Hyperbolic metrics

Let $ \lambda_{\mathbb{H}}$ denote the positive function $ \lambda_{\mathbb{H}}(z) = \frac{1}{Im(z)}$ defined on the upper half plane. One can define a metric on $ \mathbb{H}$ using this function as follows: for a piecewise smooth curve $ \gamma:[a,b] \to \mathbb{H}$, we define the length of $ \gamma$ by the integral

$\displaystyle \vert\gamma\vert = \int_\gamma \lambda_{\mathbb{H}} =
\int_a^b \frac{1}{\mathrm{Im}(\gamma(t)}  \vert\gamma'(t)\vert   dt.
$

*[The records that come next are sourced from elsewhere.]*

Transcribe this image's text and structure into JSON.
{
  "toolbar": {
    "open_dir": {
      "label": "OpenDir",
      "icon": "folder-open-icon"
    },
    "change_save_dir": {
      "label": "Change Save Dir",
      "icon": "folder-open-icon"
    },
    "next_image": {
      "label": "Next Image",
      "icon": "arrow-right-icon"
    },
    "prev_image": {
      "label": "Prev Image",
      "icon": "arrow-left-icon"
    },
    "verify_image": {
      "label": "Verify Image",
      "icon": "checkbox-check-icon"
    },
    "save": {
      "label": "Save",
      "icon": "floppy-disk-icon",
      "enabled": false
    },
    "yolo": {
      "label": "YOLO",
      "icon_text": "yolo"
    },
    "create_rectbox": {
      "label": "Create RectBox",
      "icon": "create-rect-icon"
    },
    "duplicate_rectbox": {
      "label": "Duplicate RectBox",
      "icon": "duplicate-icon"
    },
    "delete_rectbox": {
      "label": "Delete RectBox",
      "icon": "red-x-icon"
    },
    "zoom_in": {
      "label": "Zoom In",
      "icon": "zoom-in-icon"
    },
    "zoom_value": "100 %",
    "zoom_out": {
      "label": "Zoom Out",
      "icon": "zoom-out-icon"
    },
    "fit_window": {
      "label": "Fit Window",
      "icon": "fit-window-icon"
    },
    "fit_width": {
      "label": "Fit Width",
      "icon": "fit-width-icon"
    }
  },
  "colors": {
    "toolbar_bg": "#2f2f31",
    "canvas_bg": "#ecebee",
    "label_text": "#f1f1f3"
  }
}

The distance between two points in $ \mathbb{H}$, called the Poincaré distance, is defined as the infimum of the lengths of (piecewise smooth) curves joining them. We called $ \lambda_{\mathbb{H}} \vert dz\vert$ the Poincaré metric on $ \mathbb{H}$.

Theorem 1.18   The group $ \mathrm{PSL}(2,{\mathbb{R}})$ acts by isometries on $ \mathbb{H}$ with respect to the Poincaré metric.

By the Riemann Mapping Theorem, if $ D$ is a proper, simply connected subset of $ \mathbb{C}$, then there exists a biholomorphic function $ f:{\mathbb{H}} \to D$. We can then use the Poincaré metric on the upper half plane to get a metric on $ D$. In particular, in the unit disc $ \mathbb{D}$ we have that the expression of the metric is given by the function $ \lambda_{\mathbb{D}}(z) = \frac{2}{1-\vert z\vert^2}$.

It is easy to show that the Poincaré metric has constant negative curvature equal to $ -1$; or some other negative constant, if the metric is a positive multiple of the expression given above, as some textbooks do.

Pablo Ares Gastesi 2005-08-31